• WHAT YOU WILL DO:
Starting at the first line below, copy through to the last line exactly.

════

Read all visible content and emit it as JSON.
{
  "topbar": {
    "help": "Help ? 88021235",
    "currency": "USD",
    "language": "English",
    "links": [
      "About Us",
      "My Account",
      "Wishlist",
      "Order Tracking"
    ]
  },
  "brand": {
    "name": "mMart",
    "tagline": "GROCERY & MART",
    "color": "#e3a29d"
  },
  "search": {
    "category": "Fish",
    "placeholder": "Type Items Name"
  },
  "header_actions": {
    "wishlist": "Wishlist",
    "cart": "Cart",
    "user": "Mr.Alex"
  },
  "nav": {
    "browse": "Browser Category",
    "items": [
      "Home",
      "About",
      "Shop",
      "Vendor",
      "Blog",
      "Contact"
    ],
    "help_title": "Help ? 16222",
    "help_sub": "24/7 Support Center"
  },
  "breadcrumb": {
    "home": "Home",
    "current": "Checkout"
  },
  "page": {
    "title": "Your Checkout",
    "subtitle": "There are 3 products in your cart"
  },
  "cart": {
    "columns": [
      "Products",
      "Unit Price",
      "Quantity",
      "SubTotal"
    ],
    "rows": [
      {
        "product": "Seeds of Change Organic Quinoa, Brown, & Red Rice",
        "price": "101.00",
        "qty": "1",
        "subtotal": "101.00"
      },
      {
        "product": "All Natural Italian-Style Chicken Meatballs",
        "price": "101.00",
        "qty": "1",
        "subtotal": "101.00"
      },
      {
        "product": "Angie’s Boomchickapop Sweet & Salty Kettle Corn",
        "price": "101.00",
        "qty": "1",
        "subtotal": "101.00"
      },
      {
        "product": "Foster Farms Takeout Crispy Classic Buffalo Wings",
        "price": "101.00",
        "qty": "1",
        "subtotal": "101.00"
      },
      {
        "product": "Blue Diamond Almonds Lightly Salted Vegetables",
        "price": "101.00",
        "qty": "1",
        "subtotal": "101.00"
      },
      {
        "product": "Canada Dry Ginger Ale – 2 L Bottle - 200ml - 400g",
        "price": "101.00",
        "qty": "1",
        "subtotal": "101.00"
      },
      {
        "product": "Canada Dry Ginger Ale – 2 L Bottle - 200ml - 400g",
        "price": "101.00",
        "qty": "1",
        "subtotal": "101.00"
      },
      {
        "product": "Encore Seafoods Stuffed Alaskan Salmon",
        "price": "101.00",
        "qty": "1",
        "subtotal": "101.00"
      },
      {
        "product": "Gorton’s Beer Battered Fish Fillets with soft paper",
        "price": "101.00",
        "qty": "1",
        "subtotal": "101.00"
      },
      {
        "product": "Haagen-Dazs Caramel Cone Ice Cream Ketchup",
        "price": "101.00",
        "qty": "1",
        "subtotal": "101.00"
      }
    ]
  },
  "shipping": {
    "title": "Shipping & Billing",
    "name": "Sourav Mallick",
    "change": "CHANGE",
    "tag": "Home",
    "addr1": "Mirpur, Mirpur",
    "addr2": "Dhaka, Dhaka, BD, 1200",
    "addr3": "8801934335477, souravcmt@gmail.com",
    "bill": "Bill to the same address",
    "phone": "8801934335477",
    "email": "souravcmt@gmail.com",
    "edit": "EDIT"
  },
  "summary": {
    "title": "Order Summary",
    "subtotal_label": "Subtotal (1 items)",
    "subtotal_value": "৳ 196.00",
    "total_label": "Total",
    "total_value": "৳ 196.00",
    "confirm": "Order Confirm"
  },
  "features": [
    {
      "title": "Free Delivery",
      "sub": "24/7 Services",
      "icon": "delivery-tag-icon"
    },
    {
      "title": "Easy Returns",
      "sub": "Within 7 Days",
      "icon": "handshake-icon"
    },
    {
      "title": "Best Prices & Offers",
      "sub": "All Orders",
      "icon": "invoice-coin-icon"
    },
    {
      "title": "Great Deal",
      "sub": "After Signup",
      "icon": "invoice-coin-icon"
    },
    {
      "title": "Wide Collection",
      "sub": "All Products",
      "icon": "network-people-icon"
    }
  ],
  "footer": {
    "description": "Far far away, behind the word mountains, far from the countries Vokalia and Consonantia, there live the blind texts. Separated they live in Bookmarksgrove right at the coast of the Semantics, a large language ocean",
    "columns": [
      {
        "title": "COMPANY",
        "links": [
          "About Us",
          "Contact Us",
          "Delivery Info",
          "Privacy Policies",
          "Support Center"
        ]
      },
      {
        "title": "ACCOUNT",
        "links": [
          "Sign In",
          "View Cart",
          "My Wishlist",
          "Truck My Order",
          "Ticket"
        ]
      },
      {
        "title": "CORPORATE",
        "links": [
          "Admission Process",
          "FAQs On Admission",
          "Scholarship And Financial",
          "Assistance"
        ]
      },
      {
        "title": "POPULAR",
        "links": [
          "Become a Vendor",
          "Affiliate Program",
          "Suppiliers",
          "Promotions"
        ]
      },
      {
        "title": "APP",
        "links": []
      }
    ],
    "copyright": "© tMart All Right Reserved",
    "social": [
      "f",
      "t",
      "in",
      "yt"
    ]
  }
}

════

• RESULT OF THE TASK:
Read all visible content and emit it as JSON.
{
  "topbar": {
    "help": "Help ? 88021235",
    "currency": "USD",
    "language": "English",
    "links": [
      "About Us",
      "My Account",
      "Wishlist",
      "Order Tracking"
    ]
  },
  "brand": {
    "name": "mMart",
    "tagline": "GROCERY & MART",
    "color": "#e3a29d"
  },
  "search": {
    "category": "Fish",
    "placeholder": "Type Items Name"
  },
  "header_actions": {
    "wishlist": "Wishlist",
    "cart": "Cart",
    "user": "Mr.Alex"
  },
  "nav": {
    "browse": "Browser Category",
    "items": [
      "Home",
      "About",
      "Shop",
      "Vendor",
      "Blog",
      "Contact"
    ],
    "help_title": "Help ? 16222",
    "help_sub": "24/7 Support Center"
  },
  "breadcrumb": {
    "home": "Home",
    "current": "Checkout"
  },
  "page": {
    "title": "Your Checkout",
    "subtitle": "There are 3 products in your cart"
  },
  "cart": {
    "columns": [
      "Products",
      "Unit Price",
      "Quantity",
      "SubTotal"
    ],
    "rows": [
      {
        "product": "Seeds of Change Organic Quinoa, Brown, & Red Rice",
        "price": "101.00",
        "qty": "1",
        "subtotal": "101.00"
      },
      {
        "product": "All Natural Italian-Style Chicken Meatballs",
        "price": "101.00",
        "qty": "1",
        "subtotal": "101.00"
      },
      {
        "product": "Angie’s Boomchickapop Sweet & Salty Kettle Corn",
        "price": "101.00",
        "qty": "1",
        "subtotal": "101.00"
      },
      {
        "product": "Foster Farms Takeout Crispy Classic Buffalo Wings",
        "price": "101.00",
        "qty": "1",
        "subtotal": "101.00"
      },
      {
        "product": "Blue Diamond Almonds Lightly Salted Vegetables",
        "price": "101.00",
        "qty": "1",
        "subtotal": "101.00"
      },
      {
        "product": "Canada Dry Ginger Ale – 2 L Bottle - 200ml - 400g",
        "price": "101.00",
        "qty": "1",
        "subtotal": "101.00"
      },
      {
        "product": "Canada Dry Ginger Ale – 2 L Bottle - 200ml - 400g",
        "price": "101.00",
        "qty": "1",
        "subtotal": "101.00"
      },
      {
        "product": "Encore Seafoods Stuffed Alaskan Salmon",
        "price": "101.00",
        "qty": "1",
        "subtotal": "101.00"
      },
      {
        "product": "Gorton’s Beer Battered Fish Fillets with soft paper",
        "price": "101.00",
        "qty": "1",
        "subtotal": "101.00"
      },
      {
        "product": "Haagen-Dazs Caramel Cone Ice Cream Ketchup",
        "price": "101.00",
        "qty": "1",
        "subtotal": "101.00"
      }
    ]
  },
  "shipping": {
    "title": "Shipping & Billing",
    "name": "Sourav Mallick",
    "change": "CHANGE",
    "tag": "Home",
    "addr1": "Mirpur, Mirpur",
    "addr2": "Dhaka, Dhaka, BD, 1200",
    "addr3": "8801934335477, souravcmt@gmail.com",
    "bill": "Bill to the same address",
    "phone": "8801934335477",
    "email": "souravcmt@gmail.com",
    "edit": "EDIT"
  },
  "summary": {
    "title": "Order Summary",
    "subtotal_label": "Subtotal (1 items)",
    "subtotal_value": "৳ 196.00",
    "total_label": "Total",
    "total_value": "৳ 196.00",
    "confirm": "Order Confirm"
  },
  "features": [
    {
      "title": "Free Delivery",
      "sub": "24/7 Services",
      "icon": "delivery-tag-icon"
    },
    {
      "title": "Easy Returns",
      "sub": "Within 7 Days",
      "icon": "handshake-icon"
    },
    {
      "title": "Best Prices & Offers",
      "sub": "All Orders",
      "icon": "invoice-coin-icon"
    },
    {
      "title": "Great Deal",
      "sub": "After Signup",
      "icon": "invoice-coin-icon"
    },
    {
      "title": "Wide Collection",
      "sub": "All Products",
      "icon": "network-people-icon"
    }
  ],
  "footer": {
    "description": "Far far away, behind the word mountains, far from the countries Vokalia and Consonantia, there live the blind texts. Separated they live in Bookmarksgrove right at the coast of the Semantics, a large language ocean",
    "columns": [
      {
        "title": "COMPANY",
        "links": [
          "About Us",
          "Contact Us",
          "Delivery Info",
          "Privacy Policies",
          "Support Center"
        ]
      },
      {
        "title": "ACCOUNT",
        "links": [
          "Sign In",
          "View Cart",
          "My Wishlist",
          "Truck My Order",
          "Ticket"
        ]
      },
      {
        "title": "CORPORATE",
        "links": [
          "Admission Process",
          "FAQs On Admission",
          "Scholarship And Financial",
          "Assistance"
        ]
      },
      {
        "title": "POPULAR",
        "links": [
          "Become a Vendor",
          "Affiliate Program",
          "Suppiliers",
          "Promotions"
        ]
      },
      {
        "title": "APP",
        "links": []
      }
    ],
    "copyright": "© tMart All Right Reserved",
    "social": [
      "f",
      "t",
      "in",
      "yt"
    ]
  }
}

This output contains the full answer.